%%
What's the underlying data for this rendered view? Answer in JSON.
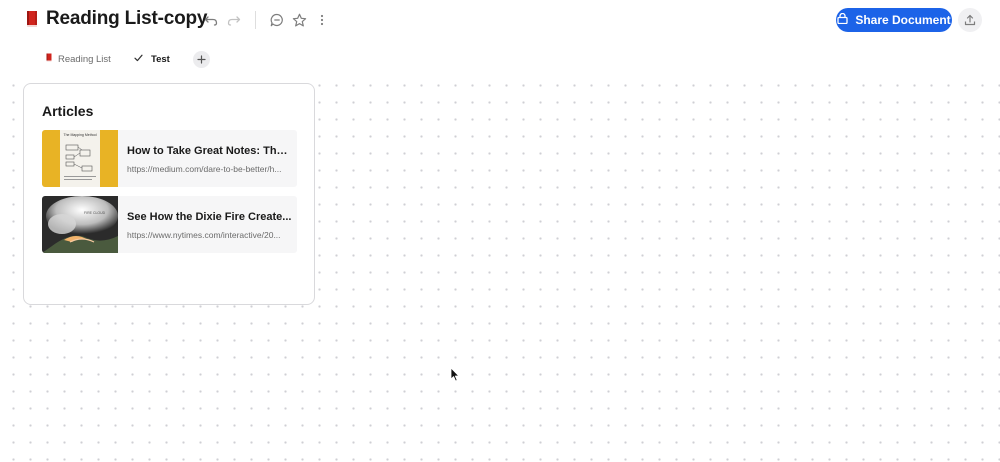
{
  "document": {
    "title": "Reading List-copy"
  },
  "header": {
    "share_label": "Share Document",
    "icons": [
      "book-icon",
      "undo-icon",
      "redo-icon",
      "comment-icon",
      "star-icon",
      "more-icon",
      "lock-icon",
      "export-icon"
    ]
  },
  "tabs": [
    {
      "label": "Reading List",
      "icon": "book-icon",
      "active": false
    },
    {
      "label": "Test",
      "icon": "check-icon",
      "active": true
    }
  ],
  "card": {
    "title": "Articles",
    "articles": [
      {
        "title": "How to Take Great Notes: The ...",
        "url": "https://medium.com/dare-to-be-better/h...",
        "thumb_caption": "The Mapping Method",
        "thumb_color": "#e8b325"
      },
      {
        "title": "See How the Dixie Fire Create...",
        "url": "https://www.nytimes.com/interactive/20...",
        "thumb_caption": "FIRE CLOUD",
        "thumb_color": "#2b2b2b"
      }
    ]
  },
  "colors": {
    "accent": "#1c63e8",
    "book": "#d0241d",
    "card_border": "#d9d9dc"
  }
}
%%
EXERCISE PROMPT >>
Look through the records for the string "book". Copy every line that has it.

ANSWER SECTION >>
      "book-icon",
      "icon": "book-icon",
    "book": "#d0241d",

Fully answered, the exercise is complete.